*Task instructions*. Once the line containing "Enumerate this screenshot's" appears, output it and each remaining line of the records below exactly, with no pictures and nothing more.

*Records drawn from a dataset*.
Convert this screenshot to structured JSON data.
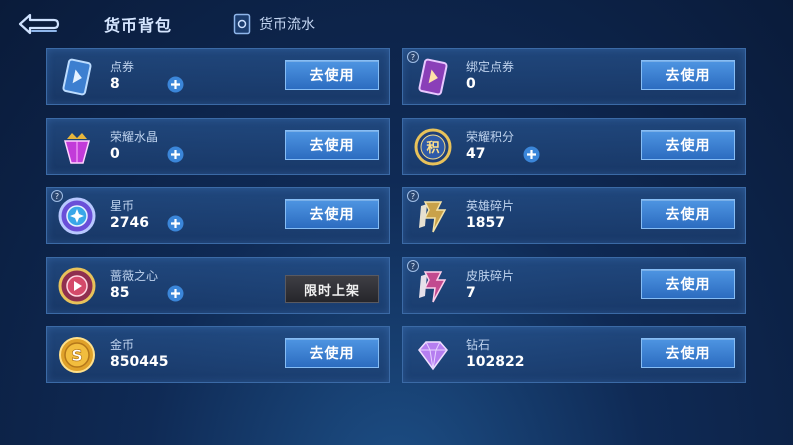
{
  "header": {
    "title": "货币背包",
    "flow_tab_label": "货币流水"
  },
  "items": [
    {
      "name": "点券",
      "count": "8",
      "action_label": "去使用"
    },
    {
      "name": "绑定点券",
      "count": "0",
      "action_label": "去使用"
    },
    {
      "name": "荣耀水晶",
      "count": "0",
      "action_label": "去使用"
    },
    {
      "name": "荣耀积分",
      "count": "47",
      "action_label": "去使用"
    },
    {
      "name": "星币",
      "count": "2746",
      "action_label": "去使用"
    },
    {
      "name": "英雄碎片",
      "count": "1857",
      "action_label": "去使用"
    },
    {
      "name": "蔷薇之心",
      "count": "85",
      "badge_label": "限时上架"
    },
    {
      "name": "皮肤碎片",
      "count": "7",
      "action_label": "去使用"
    },
    {
      "name": "金币",
      "count": "850445",
      "action_label": "去使用"
    },
    {
      "name": "钻石",
      "count": "102822",
      "action_label": "去使用"
    }
  ],
  "icons": {
    "back": "back-arrow-icon",
    "flow": "ledger-icon",
    "help": "question-mark-icon",
    "plus": "plus-icon",
    "voucher": "voucher-card-icon",
    "bound_voucher": "bound-voucher-card-icon",
    "crystal": "glory-crystal-icon",
    "points": "glory-points-icon",
    "star_coin": "star-coin-icon",
    "hero_fragment": "hero-fragment-icon",
    "rose_heart": "rose-heart-icon",
    "skin_fragment": "skin-fragment-icon",
    "gold": "gold-coin-icon",
    "diamond": "diamond-icon"
  },
  "colors": {
    "button": "#3a7fd4",
    "badge": "#2f2f35",
    "background": "#0f2a55",
    "card_border": "#3b6aa6"
  }
}
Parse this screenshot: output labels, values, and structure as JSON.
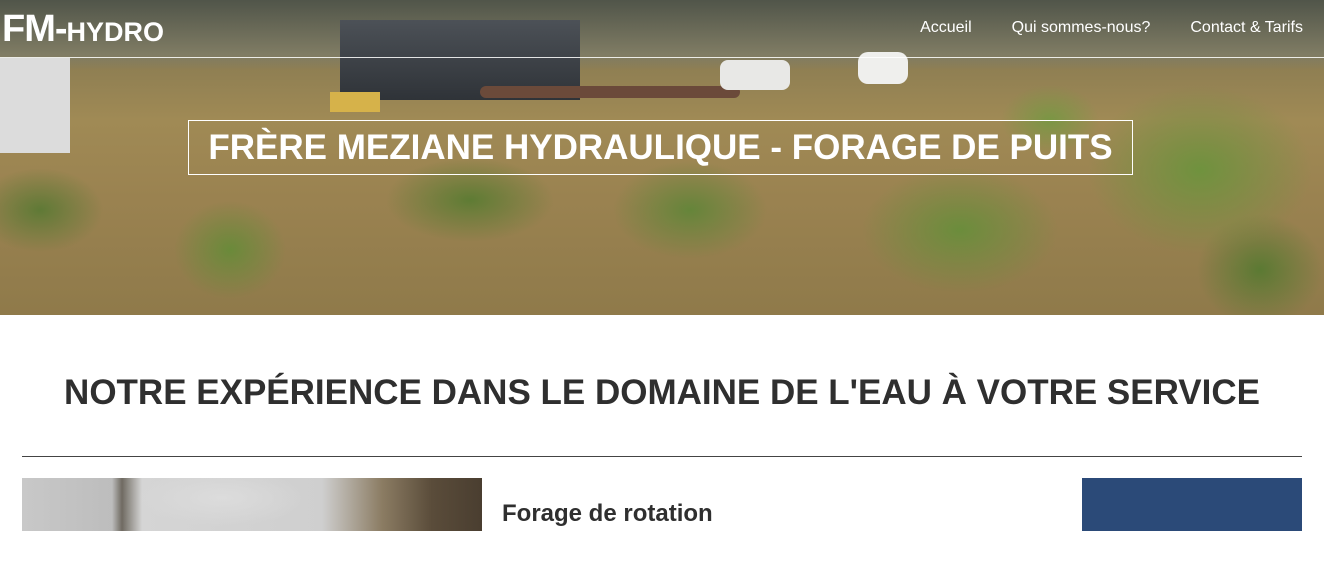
{
  "header": {
    "logo_big": "FM-",
    "logo_small": "HYDRO",
    "nav": [
      "Accueil",
      "Qui sommes-nous?",
      "Contact & Tarifs"
    ]
  },
  "hero": {
    "title": "FRÈRE MEZIANE HYDRAULIQUE - FORAGE DE PUITS"
  },
  "main": {
    "section_title": "NOTRE EXPÉRIENCE DANS LE DOMAINE DE L'EAU À VOTRE SERVICE",
    "services": [
      {
        "title": "Forage de rotation"
      }
    ]
  },
  "colors": {
    "accent_blue": "#2b4a78",
    "text_dark": "#2f2f2f"
  }
}
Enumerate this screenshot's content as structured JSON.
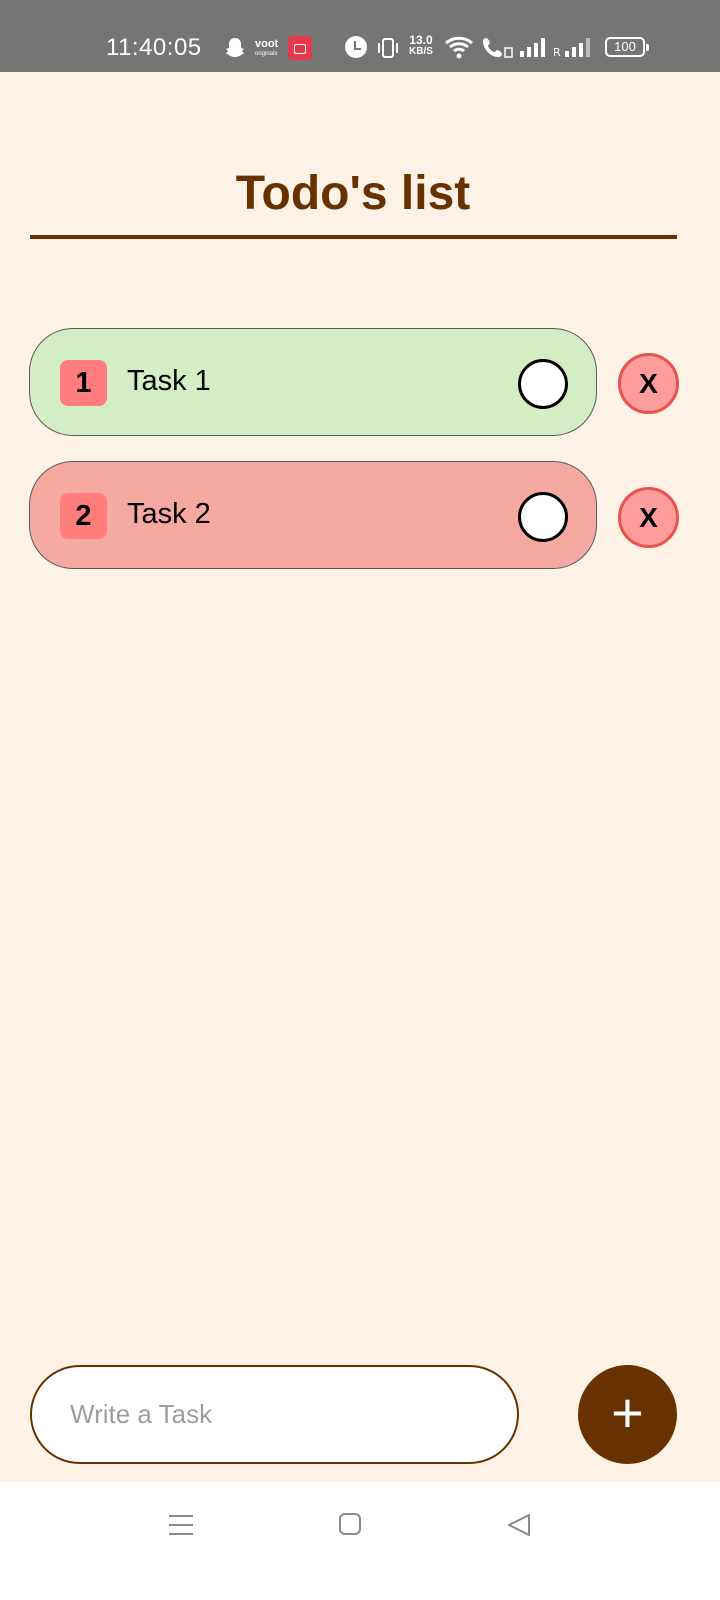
{
  "status_bar": {
    "time": "11:40:05",
    "net_speed_value": "13.0",
    "net_speed_unit": "KB/S",
    "battery": "100",
    "icons": [
      "snapchat-ghost-icon",
      "voot-icon",
      "screen-record-icon",
      "alarm-icon",
      "vibrate-icon",
      "wifi-icon",
      "volte-call-icon",
      "signal-icon",
      "signal-roaming-icon",
      "battery-icon"
    ]
  },
  "header": {
    "title": "Todo's list"
  },
  "tasks": [
    {
      "number": "1",
      "label": "Task 1",
      "bg_color": "#d3edc4",
      "done": false,
      "delete_label": "X"
    },
    {
      "number": "2",
      "label": "Task 2",
      "bg_color": "#f6a9a1",
      "done": false,
      "delete_label": "X"
    }
  ],
  "input": {
    "placeholder": "Write a Task",
    "value": ""
  },
  "add_button": {
    "label": "+"
  },
  "colors": {
    "background": "#fef1e6",
    "accent": "#673200",
    "badge": "#ff7d7d",
    "delete_bg": "#ff9d9d",
    "delete_border": "#e8534f"
  },
  "nav_bar": {
    "icons": [
      "menu-icon",
      "home-icon",
      "back-icon"
    ]
  }
}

*Answer box*.
Enumerate this screenshot's content as structured JSON.
{
  "status_bar": {
    "time": "11:40:05",
    "net_speed_value": "13.0",
    "net_speed_unit": "KB/S",
    "battery": "100",
    "icons": [
      "snapchat-ghost-icon",
      "voot-icon",
      "screen-record-icon",
      "alarm-icon",
      "vibrate-icon",
      "wifi-icon",
      "volte-call-icon",
      "signal-icon",
      "signal-roaming-icon",
      "battery-icon"
    ]
  },
  "header": {
    "title": "Todo's list"
  },
  "tasks": [
    {
      "number": "1",
      "label": "Task 1",
      "bg_color": "#d3edc4",
      "done": false,
      "delete_label": "X"
    },
    {
      "number": "2",
      "label": "Task 2",
      "bg_color": "#f6a9a1",
      "done": false,
      "delete_label": "X"
    }
  ],
  "input": {
    "placeholder": "Write a Task",
    "value": ""
  },
  "add_button": {
    "label": "+"
  },
  "colors": {
    "background": "#fef1e6",
    "accent": "#673200",
    "badge": "#ff7d7d",
    "delete_bg": "#ff9d9d",
    "delete_border": "#e8534f"
  },
  "nav_bar": {
    "icons": [
      "menu-icon",
      "home-icon",
      "back-icon"
    ]
  }
}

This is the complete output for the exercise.